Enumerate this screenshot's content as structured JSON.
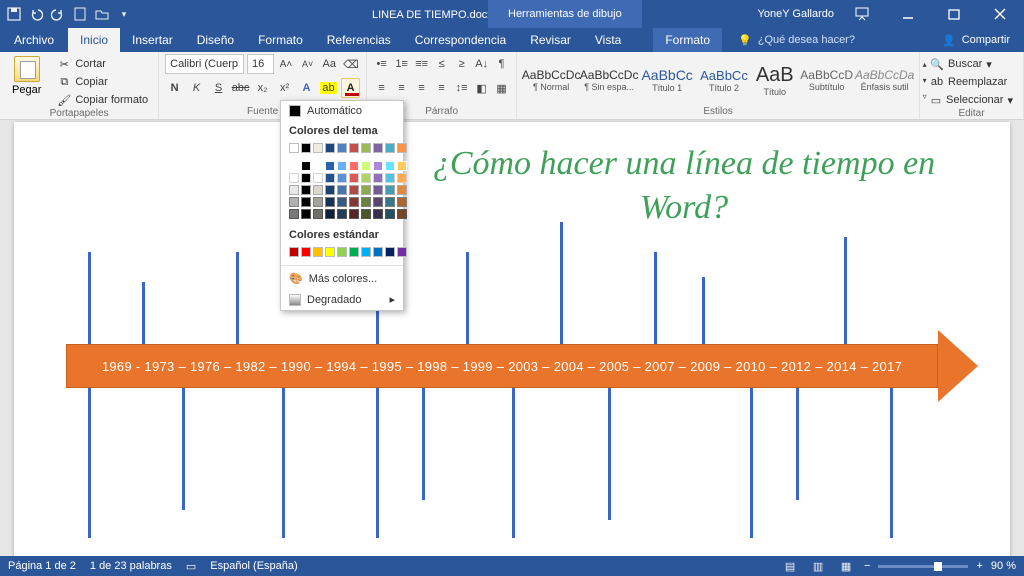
{
  "title": "LINEA DE TIEMPO.docx - Word",
  "drawing_tools": "Herramientas de dibujo",
  "user": "YoneY Gallardo",
  "file_tab": "Archivo",
  "tabs": [
    "Inicio",
    "Insertar",
    "Diseño",
    "Formato",
    "Referencias",
    "Correspondencia",
    "Revisar",
    "Vista"
  ],
  "format_tab": "Formato",
  "tell_me_placeholder": "¿Qué desea hacer?",
  "share": "Compartir",
  "clipboard": {
    "paste": "Pegar",
    "cut": "Cortar",
    "copy": "Copiar",
    "fmt": "Copiar formato",
    "group": "Portapapeles"
  },
  "font": {
    "family": "Calibri (Cuerp",
    "size": "16",
    "group": "Fuente"
  },
  "para": {
    "group": "Párrafo"
  },
  "styles": {
    "group": "Estilos",
    "items": [
      {
        "prev": "AaBbCcDc",
        "name": "¶ Normal"
      },
      {
        "prev": "AaBbCcDc",
        "name": "¶ Sin espa..."
      },
      {
        "prev": "AaBbCc",
        "name": "Título 1"
      },
      {
        "prev": "AaBbCc",
        "name": "Título 2"
      },
      {
        "prev": "AaB",
        "name": "Título"
      },
      {
        "prev": "AaBbCcD",
        "name": "Subtítulo"
      },
      {
        "prev": "AaBbCcDa",
        "name": "Énfasis sutil"
      }
    ]
  },
  "edit": {
    "find": "Buscar",
    "replace": "Reemplazar",
    "select": "Seleccionar",
    "group": "Editar"
  },
  "popup": {
    "automatic": "Automático",
    "theme": "Colores del tema",
    "standard": "Colores estándar",
    "more": "Más colores...",
    "gradient": "Degradado"
  },
  "doc_title": "¿Cómo hacer una línea de tiempo en Word?",
  "timeline_text": "1969 - 1973 – 1976 – 1982 – 1990 – 1994 – 1995 – 1998 – 1999 – 2003 – 2004 – 2005 – 2007 – 2009 – 2010 – 2012 – 2014 – 2017",
  "status": {
    "page": "Página 1 de 2",
    "words": "1 de 23 palabras",
    "lang": "Español (España)",
    "zoom": "90 %"
  },
  "theme_swatches_row0": [
    "#ffffff",
    "#000000",
    "#eeece1",
    "#1f497d",
    "#4f81bd",
    "#c0504d",
    "#9bbb59",
    "#8064a2",
    "#4bacc6",
    "#f79646"
  ],
  "std_swatches": [
    "#c00000",
    "#ff0000",
    "#ffc000",
    "#ffff00",
    "#92d050",
    "#00b050",
    "#00b0f0",
    "#0070c0",
    "#002060",
    "#7030a0"
  ]
}
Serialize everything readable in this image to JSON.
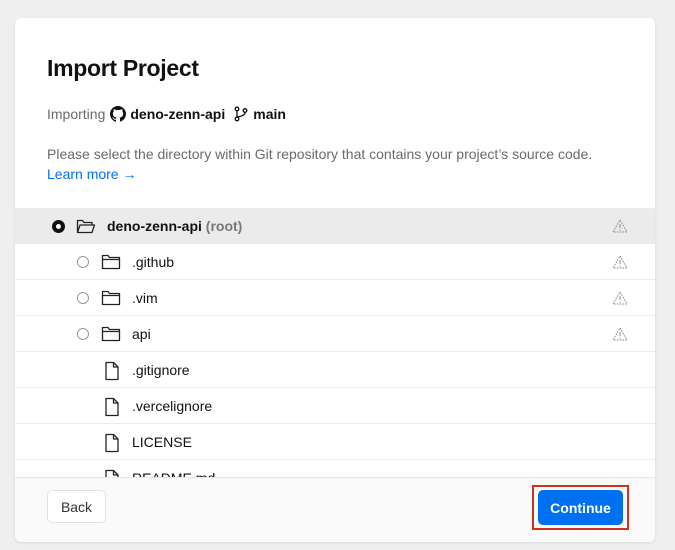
{
  "header": {
    "title": "Import Project",
    "importing_label": "Importing",
    "repo_name": "deno-zenn-api",
    "branch_name": "main",
    "description": "Please select the directory within Git repository that contains your project’s source code.",
    "learn_more": "Learn more →"
  },
  "tree": {
    "root": {
      "name": "deno-zenn-api",
      "tag": "(root)",
      "selected": true
    },
    "items": [
      {
        "name": ".github",
        "type": "folder"
      },
      {
        "name": ".vim",
        "type": "folder"
      },
      {
        "name": "api",
        "type": "folder"
      },
      {
        "name": ".gitignore",
        "type": "file"
      },
      {
        "name": ".vercelignore",
        "type": "file"
      },
      {
        "name": "LICENSE",
        "type": "file"
      },
      {
        "name": "README.md",
        "type": "file"
      }
    ]
  },
  "footer": {
    "back_label": "Back",
    "continue_label": "Continue"
  },
  "colors": {
    "accent": "#0070f3",
    "highlight_box": "#d2321f"
  }
}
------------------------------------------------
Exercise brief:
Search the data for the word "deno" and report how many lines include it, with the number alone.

Answer section:
2